**TASK REQUIREMENTS**
The result should be all the records, exact and complete, without a single picture.

***** AVAILABLE RECORDS *****

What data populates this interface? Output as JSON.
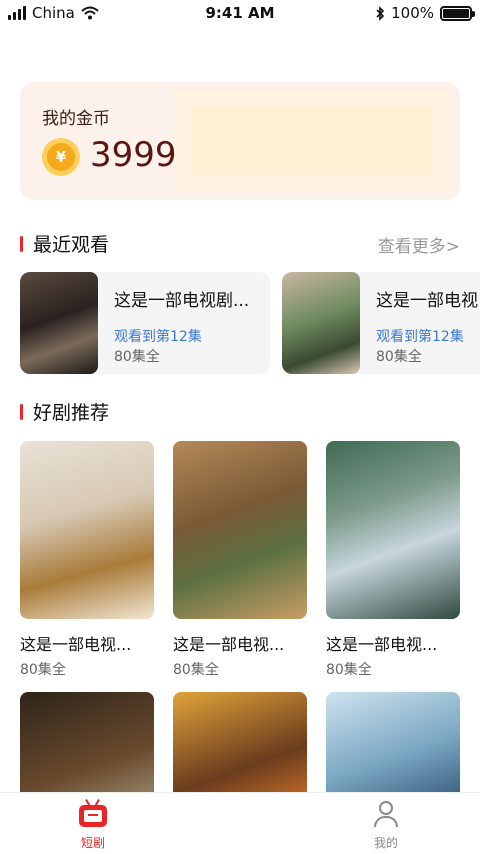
{
  "status_bar": {
    "carrier": "China",
    "time": "9:41 AM",
    "battery": "100%",
    "battery_level": 1.0
  },
  "coin": {
    "title": "我的金币",
    "symbol": "¥",
    "value": "3999"
  },
  "recent": {
    "title": "最近观看",
    "more": "查看更多>",
    "items": [
      {
        "name": "这是一部电视剧...",
        "progress": "观看到第12集",
        "total": "80集全"
      },
      {
        "name": "这是一部电视",
        "progress": "观看到第12集",
        "total": "80集全"
      }
    ]
  },
  "recommend": {
    "title": "好剧推荐",
    "items": [
      {
        "name": "这是一部电视...",
        "total": "80集全"
      },
      {
        "name": "这是一部电视...",
        "total": "80集全"
      },
      {
        "name": "这是一部电视...",
        "total": "80集全"
      }
    ]
  },
  "tabbar": {
    "tabs": [
      {
        "label": "短剧",
        "active": true
      },
      {
        "label": "我的",
        "active": false
      }
    ],
    "colors": {
      "active": "#e8262a",
      "inactive": "#888888"
    }
  }
}
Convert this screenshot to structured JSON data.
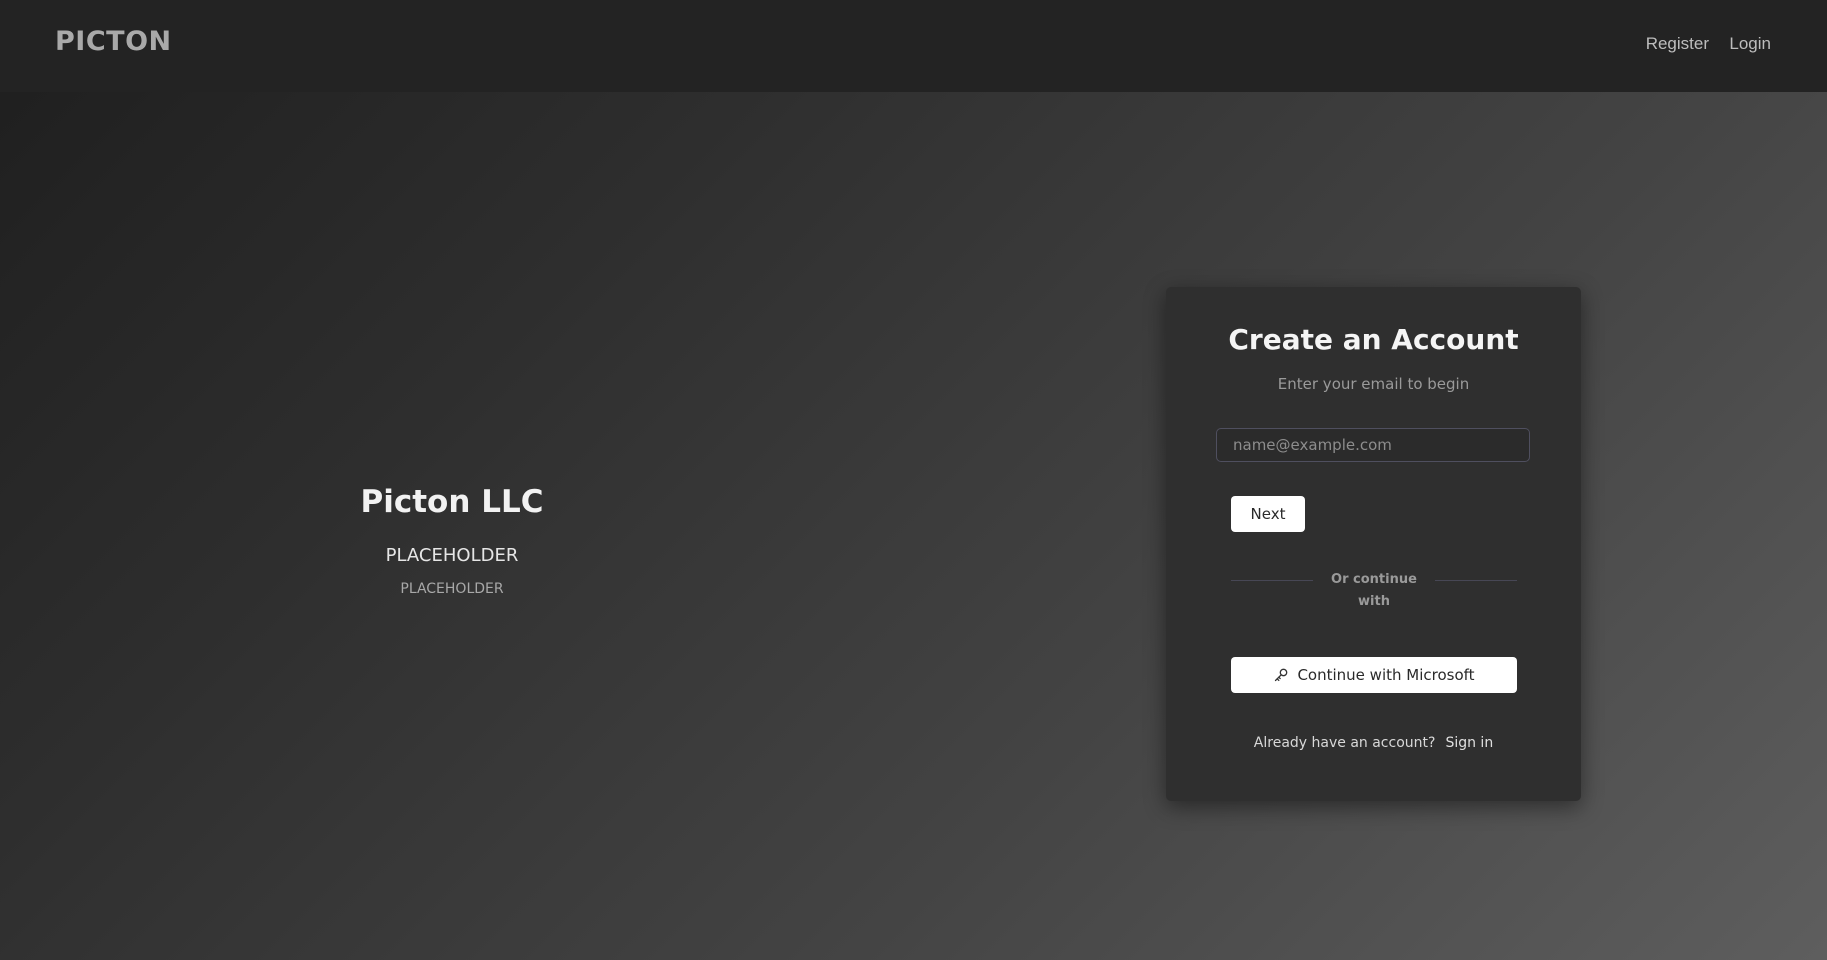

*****

**EXPECTED ANSWER**
What data populates this interface? Output as JSON.
{
  "status_bar": {
    "carrier": "China",
    "time": "9:41 AM",
    "battery": "100%",
    "battery_level": 1.0
  },
  "coin": {
    "title": "我的金币",
    "symbol": "¥",
    "value": "3999"
  },
  "recent": {
    "title": "最近观看",
    "more": "查看更多>",
    "items": [
      {
        "name": "这是一部电视剧...",
        "progress": "观看到第12集",
        "total": "80集全"
      },
      {
        "name": "这是一部电视",
        "progress": "观看到第12集",
        "total": "80集全"
      }
    ]
  },
  "recommend": {
    "title": "好剧推荐",
    "items": [
      {
        "name": "这是一部电视...",
        "total": "80集全"
      },
      {
        "name": "这是一部电视...",
        "total": "80集全"
      },
      {
        "name": "这是一部电视...",
        "total": "80集全"
      }
    ]
  },
  "tabbar": {
    "tabs": [
      {
        "label": "短剧",
        "active": true
      },
      {
        "label": "我的",
        "active": false
      }
    ],
    "colors": {
      "active": "#e8262a",
      "inactive": "#888888"
    }
  }
}
Convert this screenshot to structured JSON data.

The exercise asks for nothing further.